The Chief Ombudsman therefore accepted that section 18(c)(i) of the OIA applied.
Discretion to release
The Chief Ombudsman noted that Part 3A of the Health Act provides broad discretion to its statutory officers to determine what information should be released to effectively manage the relevant disease.
The relevant officials had decided not to exercise that discretion in this case and the Chief Ombudsman decided to investigate, under the Ombudsmen Act 1975, whether that decision was unreasonable.
The Chief Ombudsman accepted that there was a difficult balance to be drawn between:
- releasing too little information for the public to understand and mitigate the risk of catching and spreading COVID-19; and
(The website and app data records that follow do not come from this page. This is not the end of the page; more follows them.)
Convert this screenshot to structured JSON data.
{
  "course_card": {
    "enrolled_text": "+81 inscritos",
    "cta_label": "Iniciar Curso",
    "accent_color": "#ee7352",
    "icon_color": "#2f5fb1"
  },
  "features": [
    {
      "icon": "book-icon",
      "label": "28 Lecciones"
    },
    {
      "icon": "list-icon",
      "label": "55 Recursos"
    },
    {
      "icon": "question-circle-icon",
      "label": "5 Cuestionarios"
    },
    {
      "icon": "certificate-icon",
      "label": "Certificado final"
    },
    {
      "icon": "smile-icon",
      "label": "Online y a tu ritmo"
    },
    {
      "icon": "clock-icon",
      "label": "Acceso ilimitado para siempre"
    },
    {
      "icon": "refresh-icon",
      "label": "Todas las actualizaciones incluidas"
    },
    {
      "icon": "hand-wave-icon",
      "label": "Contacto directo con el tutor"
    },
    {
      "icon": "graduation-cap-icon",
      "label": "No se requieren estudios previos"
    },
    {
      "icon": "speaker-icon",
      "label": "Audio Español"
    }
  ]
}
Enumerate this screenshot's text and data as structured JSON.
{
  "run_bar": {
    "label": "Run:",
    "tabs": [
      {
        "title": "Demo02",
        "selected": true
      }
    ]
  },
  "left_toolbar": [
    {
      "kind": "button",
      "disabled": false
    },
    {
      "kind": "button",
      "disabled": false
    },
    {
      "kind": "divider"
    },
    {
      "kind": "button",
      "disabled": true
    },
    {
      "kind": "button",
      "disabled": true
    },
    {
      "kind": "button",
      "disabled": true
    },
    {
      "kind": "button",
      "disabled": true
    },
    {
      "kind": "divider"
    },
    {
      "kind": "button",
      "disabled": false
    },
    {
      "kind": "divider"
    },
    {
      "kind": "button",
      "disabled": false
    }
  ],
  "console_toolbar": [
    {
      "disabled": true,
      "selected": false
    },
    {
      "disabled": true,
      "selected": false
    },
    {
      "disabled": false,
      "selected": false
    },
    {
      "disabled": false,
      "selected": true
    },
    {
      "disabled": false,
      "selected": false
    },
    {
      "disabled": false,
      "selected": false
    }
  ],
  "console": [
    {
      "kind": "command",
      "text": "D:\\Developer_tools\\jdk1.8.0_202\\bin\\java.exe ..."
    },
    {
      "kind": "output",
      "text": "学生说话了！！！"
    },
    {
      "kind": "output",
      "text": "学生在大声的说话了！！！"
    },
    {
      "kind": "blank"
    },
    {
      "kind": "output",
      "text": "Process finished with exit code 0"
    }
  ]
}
- releasing too much information that discloses the identity of individuals and potentially reduces people’s willingness to reveal information to contact tracers.
The Chief Ombudsman also noted that it was not his role to decide what information should be released to effectively manage COVID-19. That is the role of the Director-General of Health and the statutory officers empowered by the Health Act.
Provided that the relevant officials turn their minds to whether disclosure of the information is necessary for the effective management of COVID-19, and there are no indications that this process has been conducted in an insincere or ill-considered way, then the Chief Ombudsman will find their professional judgement to be highly persuasive (being one that draws upon many years of experience in the field of infectious diseases and how they are effectively managed). This is a highly specialised area of knowledge, and often concerns very finely balanced decisions being made under pressure.
The Chief Ombudsman accepted that officials had adequately considered whether releasing the cluster names would be for the effective management of COVID-19. There was no sign the process had been done in an insincere or ill-considered way. He therefore concluded that their decision not to exercise the discretion to release in this case was not unreasonable.
The Chief Ombudsman formed the opinion that:
- the DHB was entitled to refuse the request under section 18(c)(i) of the OIA, because release would be contrary to section 92ZZG(2) of the Health Act; and
- the DHB’s decision not to exercise the discretion to release the information ‘for the effective management of infectious diseases’ was not unreasonable.
This case note is published under the authority of the Ombudsmen Rules 1989. It sets out an Ombudsman’s view on the facts of a particular case. It should not be taken as establishing any legal precedent that would bind an Ombudsman in future.
 See s 92ZY Health Act.